Even though the adult UK book market seems to be a little weary of translations, the launch of a new children’s book publisher that focuses on translated novels indicates the children’s book market is welcoming foreign books with open arms.
Recently, the children’s book market in the UK has seen the rise of a new children’s book imprint. In an article on the website of The Independent the reasons for the founding of this new publishing house are explained: Adam Freudenheim and Stephanie Siegmuller founded Pushkin Children’s book when they discovered their favourite children’s books weren’t available in English. Even though the imprint has not been around that long, its first publication has already seen the light of day.
The imprint’s first publication is called The Story of the Blue Planet by author Andri Snaer Magnason. Magnason has written ‘an eco-fable with a Roald Dahl-ish dark twist.’ The story takes place on a blue, happy planet without grown-ups. One day, a rocket ship arrives that promises to make life even more fun by creating a world in which no-one has to bathe ever again. Abroad, the book has already been embraced by the public: it has won the Icelandic Literary Prize and has been translated into 12 languages. Moreover, it has been turned into a play as well.
The next book the publishing house will launch is Oska Pollock, a novel about a teenage girl with magical powers written by Anne Plichota. The imprint sure knows how to pick its books, as this one has already been dubbed ‘the French Harry Potter.’ The film rights of Oska Pollock have been sold to the makers of Twilight, so it is very likely that the book will become a hit. Success guaranteed!

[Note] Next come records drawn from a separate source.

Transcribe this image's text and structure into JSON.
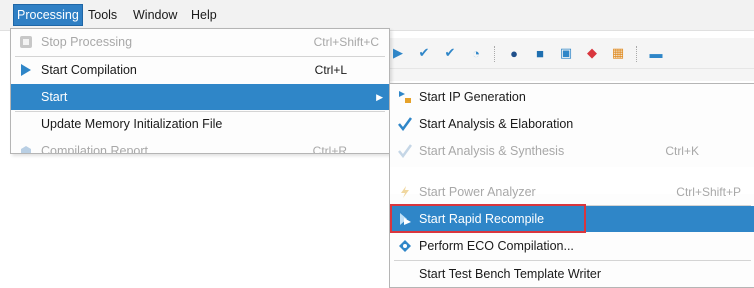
{
  "menubar": {
    "items": [
      "Processing",
      "Tools",
      "Window",
      "Help"
    ]
  },
  "processing_menu": {
    "items": [
      {
        "label": "Stop Processing",
        "shortcut": "Ctrl+Shift+C",
        "icon": "stop-icon",
        "state": "disabled"
      },
      {
        "label": "Start Compilation",
        "shortcut": "Ctrl+L",
        "icon": "play-icon",
        "state": "normal"
      },
      {
        "label": "Start",
        "shortcut": "",
        "icon": "",
        "state": "highlighted",
        "submenu_arrow": "▶"
      },
      {
        "label": "Update Memory Initialization File",
        "shortcut": "",
        "icon": "",
        "state": "normal"
      },
      {
        "label": "Compilation Report",
        "shortcut": "Ctrl+R",
        "icon": "report-icon",
        "state": "disabled"
      }
    ]
  },
  "start_submenu": {
    "items": [
      {
        "label": "Start IP Generation",
        "shortcut": "",
        "icon": "ip-generation-icon",
        "state": "normal"
      },
      {
        "label": "Start Analysis & Elaboration",
        "shortcut": "",
        "icon": "analysis-elaboration-icon",
        "state": "normal"
      },
      {
        "label": "Start Analysis & Synthesis",
        "shortcut": "Ctrl+K",
        "icon": "analysis-synthesis-icon",
        "state": "disabled"
      },
      {
        "label": "Start Power Analyzer",
        "shortcut": "Ctrl+Shift+P",
        "icon": "power-analyzer-icon",
        "state": "disabled"
      },
      {
        "label": "Start Rapid Recompile",
        "shortcut": "",
        "icon": "rapid-recompile-icon",
        "state": "highlighted"
      },
      {
        "label": "Perform ECO Compilation...",
        "shortcut": "",
        "icon": "eco-compilation-icon",
        "state": "normal"
      },
      {
        "label": "Start Test Bench Template Writer",
        "shortcut": "",
        "icon": "",
        "state": "normal"
      }
    ]
  },
  "colors": {
    "highlight": "#2f86c8",
    "menubar_active": "#2f7fc4",
    "callout": "#d9363e",
    "disabled_text": "#a8a8a8"
  }
}
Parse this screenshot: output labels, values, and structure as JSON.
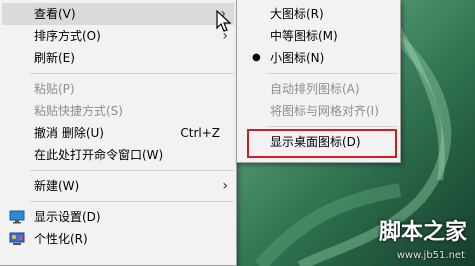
{
  "main_menu": {
    "view": "查看(V)",
    "sort_by": "排序方式(O)",
    "refresh": "刷新(E)",
    "paste": "粘贴(P)",
    "paste_shortcut": "粘贴快捷方式(S)",
    "undo_delete": "撤消 删除(U)",
    "undo_shortcut": "Ctrl+Z",
    "open_cmd": "在此处打开命令窗口(W)",
    "new": "新建(W)",
    "display_settings": "显示设置(D)",
    "personalize": "个性化(R)"
  },
  "view_submenu": {
    "large_icons": "大图标(R)",
    "medium_icons": "中等图标(M)",
    "small_icons": "小图标(N)",
    "auto_arrange": "自动排列图标(A)",
    "align_grid": "将图标与网格对齐(I)",
    "show_desktop_icons": "显示桌面图标(D)"
  },
  "watermark": {
    "text": "脚本之家",
    "url": "www.jb51.net"
  },
  "icons": [
    "chevron-right-icon",
    "bullet-icon",
    "display-icon",
    "personalize-icon",
    "mouse-cursor-icon"
  ],
  "colors": {
    "highlight_box": "#d21e1e",
    "menu_bg": "#f2f2f2",
    "hover_bg": "#dadada"
  }
}
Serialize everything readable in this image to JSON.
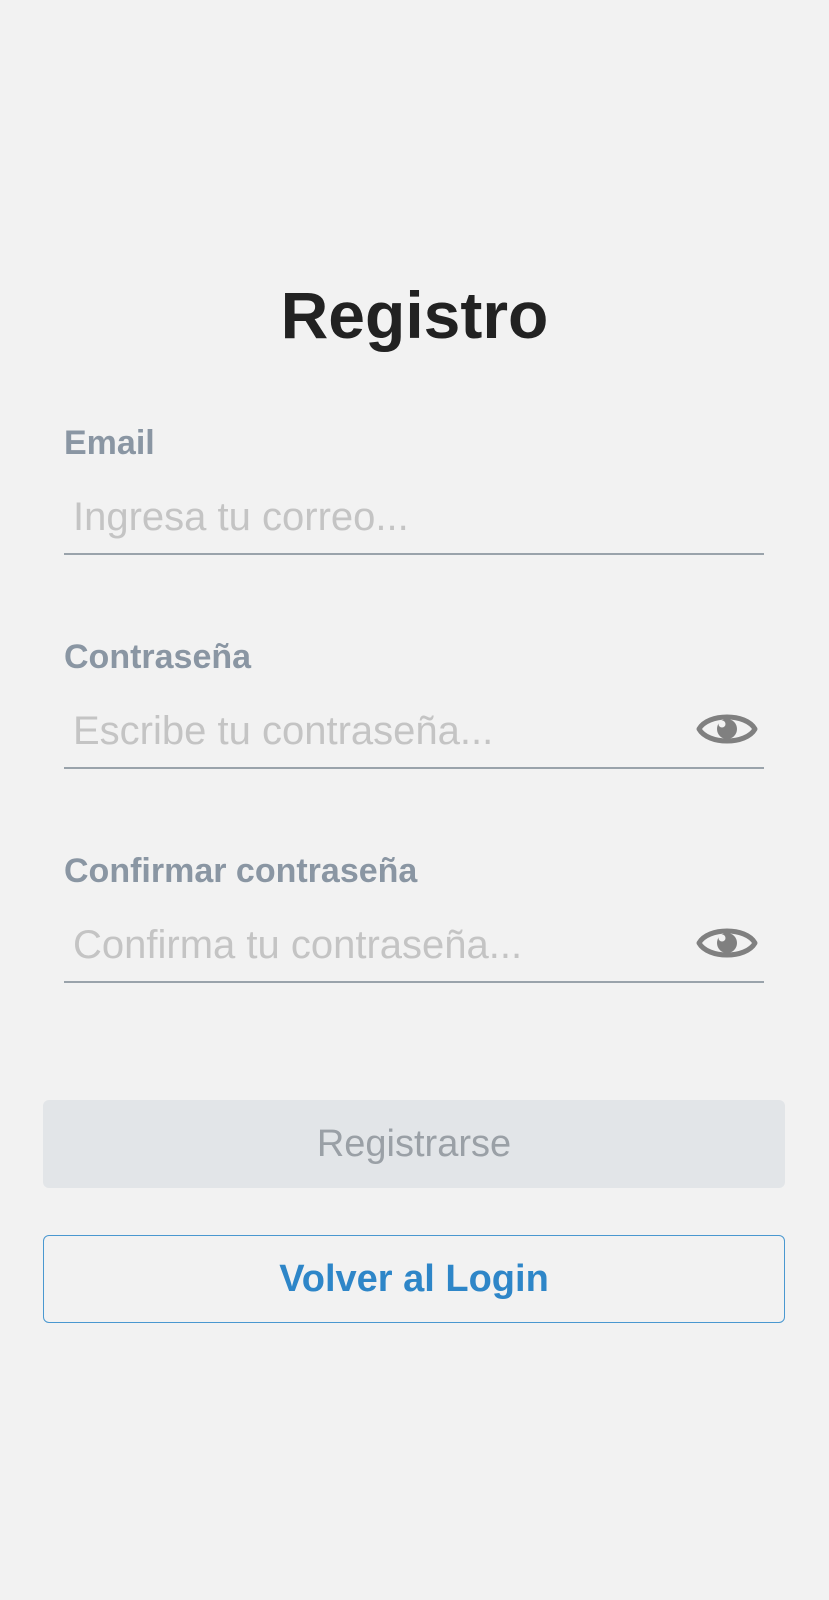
{
  "page": {
    "title": "Registro"
  },
  "form": {
    "email": {
      "label": "Email",
      "placeholder": "Ingresa tu correo...",
      "value": ""
    },
    "password": {
      "label": "Contraseña",
      "placeholder": "Escribe tu contraseña...",
      "value": "",
      "toggle_icon": "eye-icon"
    },
    "confirm_password": {
      "label": "Confirmar contraseña",
      "placeholder": "Confirma tu contraseña...",
      "value": "",
      "toggle_icon": "eye-icon"
    }
  },
  "actions": {
    "register_label": "Registrarse",
    "register_disabled": true,
    "back_label": "Volver al Login"
  },
  "colors": {
    "background": "#f2f2f2",
    "title": "#222222",
    "label": "#8a96a3",
    "placeholder": "#c4c4c4",
    "underline": "#9aa3ab",
    "disabled_button_bg": "#e2e5e8",
    "disabled_button_text": "#9aa0a6",
    "link_blue": "#2e86c8",
    "icon_gray": "#808080"
  }
}
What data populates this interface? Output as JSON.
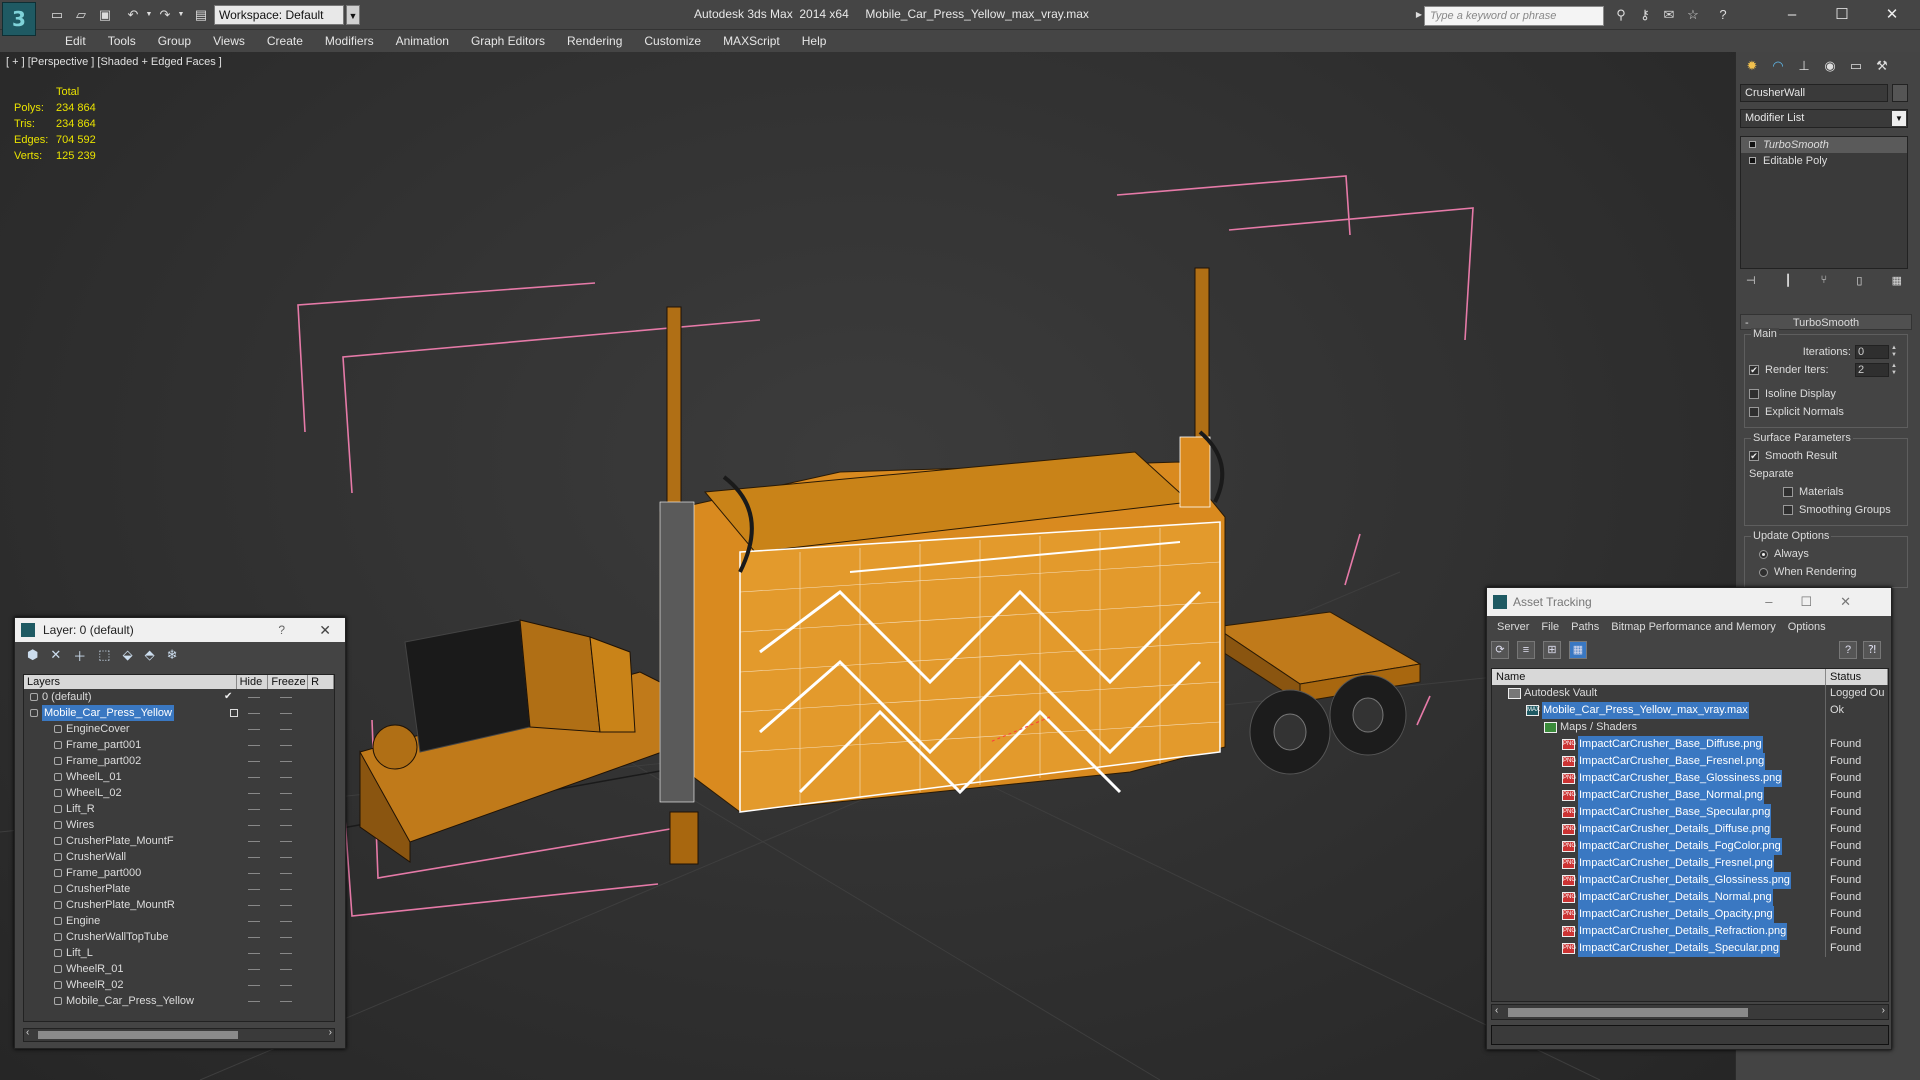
{
  "app": {
    "title": "Autodesk 3ds Max  2014 x64     Mobile_Car_Press_Yellow_max_vray.max",
    "workspace": "Workspace: Default",
    "search_placeholder": "Type a keyword or phrase"
  },
  "menu": [
    "Edit",
    "Tools",
    "Group",
    "Views",
    "Create",
    "Modifiers",
    "Animation",
    "Graph Editors",
    "Rendering",
    "Customize",
    "MAXScript",
    "Help"
  ],
  "viewport": {
    "label": "[ + ] [Perspective ] [Shaded + Edged Faces ]",
    "stats": {
      "header": "Total",
      "rows": [
        {
          "k": "Polys:",
          "v": "234 864"
        },
        {
          "k": "Tris:",
          "v": "234 864"
        },
        {
          "k": "Edges:",
          "v": "704 592"
        },
        {
          "k": "Verts:",
          "v": "125 239"
        }
      ]
    }
  },
  "command_panel": {
    "object_name": "CrusherWall",
    "modifier_list": "Modifier List",
    "stack": [
      "TurboSmooth",
      "Editable Poly"
    ],
    "rollout_title": "TurboSmooth",
    "main_group": "Main",
    "iterations_label": "Iterations:",
    "iterations_value": "0",
    "render_iters_label": "Render Iters:",
    "render_iters_value": "2",
    "isoline": "Isoline Display",
    "explicit": "Explicit Normals",
    "surface_group": "Surface Parameters",
    "smooth_result": "Smooth Result",
    "separate": "Separate",
    "materials": "Materials",
    "smoothing_groups": "Smoothing Groups",
    "update_group": "Update Options",
    "always": "Always",
    "when_rendering": "When Rendering"
  },
  "layer_manager": {
    "title": "Layer: 0 (default)",
    "help": "?",
    "columns": [
      "Layers",
      "Hide",
      "Freeze",
      "R"
    ],
    "layers": [
      {
        "name": "0 (default)",
        "level": 0,
        "selected": false
      },
      {
        "name": "Mobile_Car_Press_Yellow",
        "level": 0,
        "selected": true
      },
      {
        "name": "EngineCover",
        "level": 1
      },
      {
        "name": "Frame_part001",
        "level": 1
      },
      {
        "name": "Frame_part002",
        "level": 1
      },
      {
        "name": "WheelL_01",
        "level": 1
      },
      {
        "name": "WheelL_02",
        "level": 1
      },
      {
        "name": "Lift_R",
        "level": 1
      },
      {
        "name": "Wires",
        "level": 1
      },
      {
        "name": "CrusherPlate_MountF",
        "level": 1
      },
      {
        "name": "CrusherWall",
        "level": 1
      },
      {
        "name": "Frame_part000",
        "level": 1
      },
      {
        "name": "CrusherPlate",
        "level": 1
      },
      {
        "name": "CrusherPlate_MountR",
        "level": 1
      },
      {
        "name": "Engine",
        "level": 1
      },
      {
        "name": "CrusherWallTopTube",
        "level": 1
      },
      {
        "name": "Lift_L",
        "level": 1
      },
      {
        "name": "WheelR_01",
        "level": 1
      },
      {
        "name": "WheelR_02",
        "level": 1
      },
      {
        "name": "Mobile_Car_Press_Yellow",
        "level": 1
      }
    ]
  },
  "asset_tracking": {
    "title": "Asset Tracking",
    "menu": [
      "Server",
      "File",
      "Paths",
      "Bitmap Performance and Memory",
      "Options"
    ],
    "columns": [
      "Name",
      "Status"
    ],
    "rows": [
      {
        "name": "Autodesk Vault",
        "status": "Logged Ou",
        "level": 0,
        "icon": "vault"
      },
      {
        "name": "Mobile_Car_Press_Yellow_max_vray.max",
        "status": "Ok",
        "level": 1,
        "icon": "max",
        "highlight": true
      },
      {
        "name": "Maps / Shaders",
        "status": "",
        "level": 2,
        "icon": "maps"
      },
      {
        "name": "ImpactCarCrusher_Base_Diffuse.png",
        "status": "Found",
        "level": 3,
        "icon": "png",
        "highlight": true
      },
      {
        "name": "ImpactCarCrusher_Base_Fresnel.png",
        "status": "Found",
        "level": 3,
        "icon": "png",
        "highlight": true
      },
      {
        "name": "ImpactCarCrusher_Base_Glossiness.png",
        "status": "Found",
        "level": 3,
        "icon": "png",
        "highlight": true
      },
      {
        "name": "ImpactCarCrusher_Base_Normal.png",
        "status": "Found",
        "level": 3,
        "icon": "png",
        "highlight": true
      },
      {
        "name": "ImpactCarCrusher_Base_Specular.png",
        "status": "Found",
        "level": 3,
        "icon": "png",
        "highlight": true
      },
      {
        "name": "ImpactCarCrusher_Details_Diffuse.png",
        "status": "Found",
        "level": 3,
        "icon": "png",
        "highlight": true
      },
      {
        "name": "ImpactCarCrusher_Details_FogColor.png",
        "status": "Found",
        "level": 3,
        "icon": "png",
        "highlight": true
      },
      {
        "name": "ImpactCarCrusher_Details_Fresnel.png",
        "status": "Found",
        "level": 3,
        "icon": "png",
        "highlight": true
      },
      {
        "name": "ImpactCarCrusher_Details_Glossiness.png",
        "status": "Found",
        "level": 3,
        "icon": "png",
        "highlight": true
      },
      {
        "name": "ImpactCarCrusher_Details_Normal.png",
        "status": "Found",
        "level": 3,
        "icon": "png",
        "highlight": true
      },
      {
        "name": "ImpactCarCrusher_Details_Opacity.png",
        "status": "Found",
        "level": 3,
        "icon": "png",
        "highlight": true
      },
      {
        "name": "ImpactCarCrusher_Details_Refraction.png",
        "status": "Found",
        "level": 3,
        "icon": "png",
        "highlight": true
      },
      {
        "name": "ImpactCarCrusher_Details_Specular.png",
        "status": "Found",
        "level": 3,
        "icon": "png",
        "highlight": true
      }
    ]
  },
  "colors": {
    "model_orange": "#d98a1f",
    "wire_white": "#ffffff",
    "bbox_pink": "#e67aa8",
    "stats_yellow": "#e9e200",
    "selection_blue": "#3a78c2"
  }
}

According to Literature Across Frontiers, translations only make up for 2.5% of all books in the United Kingdom and Ireland (and 4.5% of all fiction, poetry and drama). By contrast, this is about 14% in France. However, contrary to other European countries, the UK does not keep track of the number of translated children’s books that is published, so this number might be a little higher. It is remarkable that the number of translations for children’s books isn’t documented, as a number of the UK’s most beloved children’s books are actually translations.
Take for example the Kinder- und Hausmärchen (Children and Household Tales) of the Grimm Brothers. Even though the book wasn’t originally intended for children, sales really took off when an illustrated edition with drawings made by brother Ludwig was published in 1825. And what about Tintin? The originally French comics were first translated in 1951. In this translation, many French elements were kept: Snowy, for example, had retained its French name, which was Milou. When The Adventures of Tintin were again translated in 1958, the translators often consulted Hervé Leger to ensure the comics featured the word play of the original.
In 2013, the Marsh Award, for Children’s Literature in Translation was awarded to Howard Curtis. He received this prize for his translation of Fabio Geda’s In the Sea There Are Crocodiles. Daniel Hahn presented the prize and stressed that translation ‘isn’t less important for children, but more. How could it not be vital for readers who are uniquely open to explorations of their own language; how can it not be essential for readers who, just now, are beginning to define the horizons of their experiences of the world.’ We at Kwintessential couldn’t agree more!